*** Opening EXERCISE INPUTS ***

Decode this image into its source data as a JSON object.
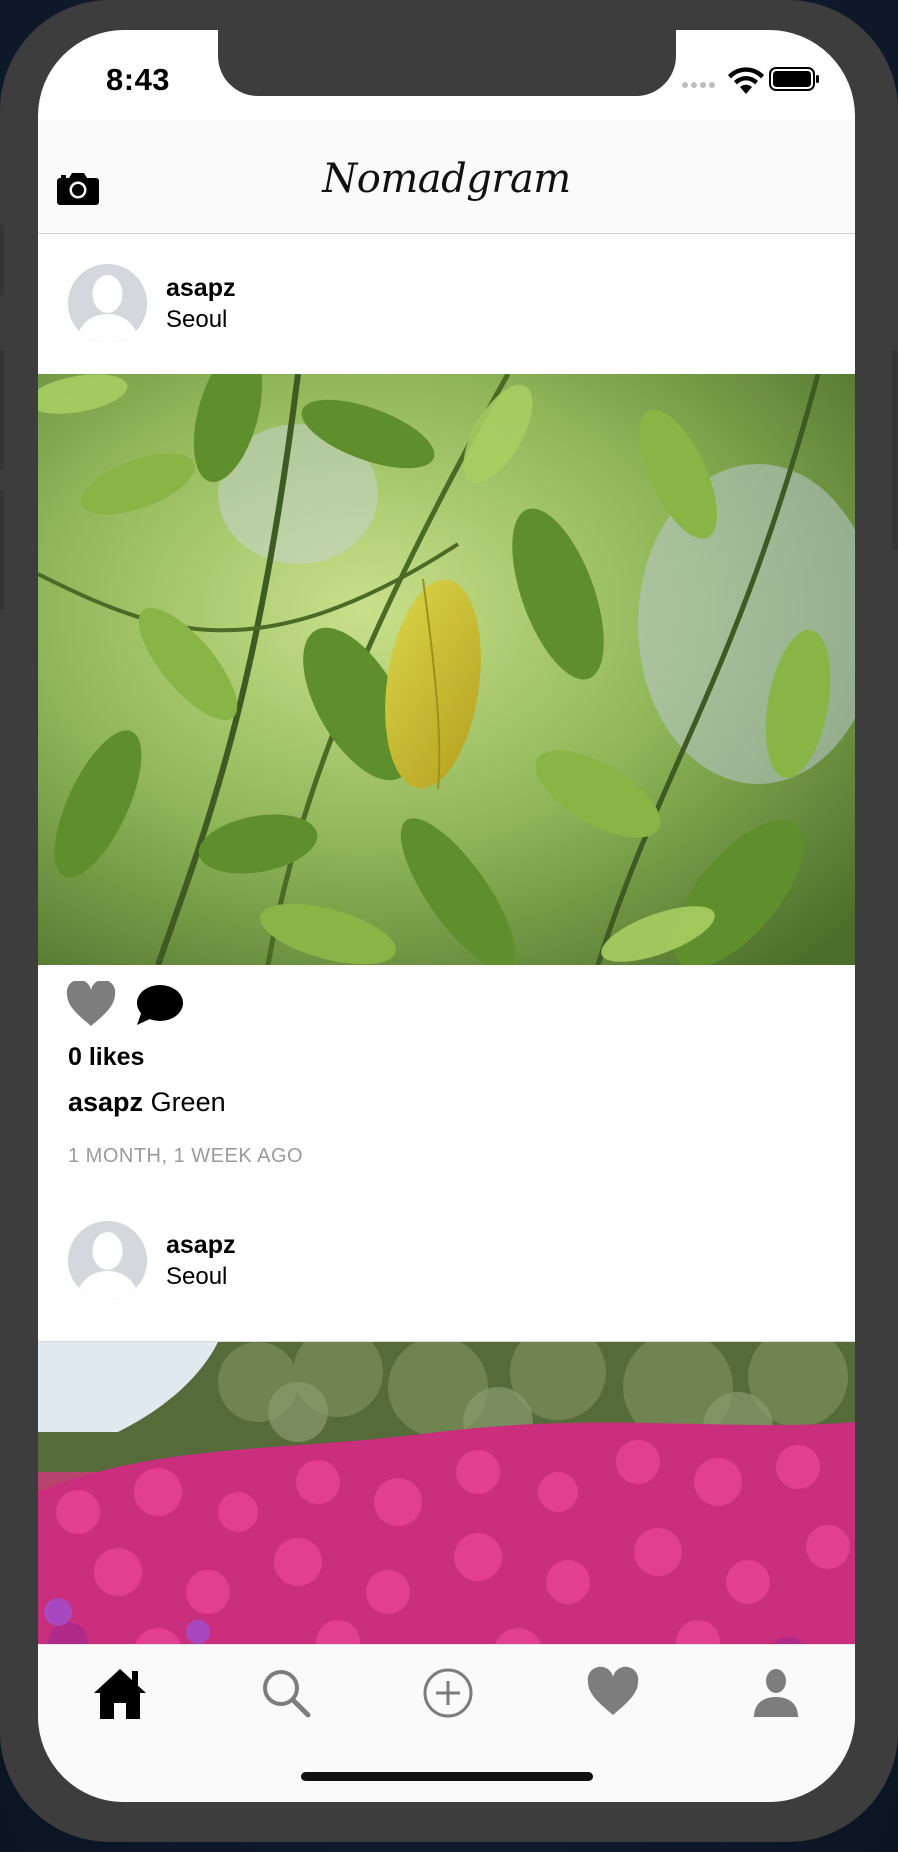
{
  "status_bar": {
    "time": "8:43"
  },
  "header": {
    "brand": "Nomadgram"
  },
  "posts": [
    {
      "username": "asapz",
      "location": "Seoul",
      "likes": "0 likes",
      "caption_user": "asapz",
      "caption_text": "Green",
      "timestamp": "1 MONTH, 1 WEEK AGO"
    },
    {
      "username": "asapz",
      "location": "Seoul"
    }
  ],
  "tabs": [
    {
      "icon": "home-icon",
      "active": true
    },
    {
      "icon": "search-icon",
      "active": false
    },
    {
      "icon": "add-icon",
      "active": false
    },
    {
      "icon": "heart-icon",
      "active": false
    },
    {
      "icon": "profile-icon",
      "active": false
    }
  ],
  "colors": {
    "icon_gray": "#7d7d7d",
    "active_icon": "#000000",
    "timestamp_gray": "#9b9b9b",
    "frame": "#3d3d3d"
  }
}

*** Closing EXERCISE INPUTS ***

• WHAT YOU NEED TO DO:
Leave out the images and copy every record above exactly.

• RESPONSE TO THE TASK:
Decode this image into its source data as a JSON object.
{
  "status_bar": {
    "time": "8:43"
  },
  "header": {
    "brand": "Nomadgram"
  },
  "posts": [
    {
      "username": "asapz",
      "location": "Seoul",
      "likes": "0 likes",
      "caption_user": "asapz",
      "caption_text": "Green",
      "timestamp": "1 MONTH, 1 WEEK AGO"
    },
    {
      "username": "asapz",
      "location": "Seoul"
    }
  ],
  "tabs": [
    {
      "icon": "home-icon",
      "active": true
    },
    {
      "icon": "search-icon",
      "active": false
    },
    {
      "icon": "add-icon",
      "active": false
    },
    {
      "icon": "heart-icon",
      "active": false
    },
    {
      "icon": "profile-icon",
      "active": false
    }
  ],
  "colors": {
    "icon_gray": "#7d7d7d",
    "active_icon": "#000000",
    "timestamp_gray": "#9b9b9b",
    "frame": "#3d3d3d"
  }
}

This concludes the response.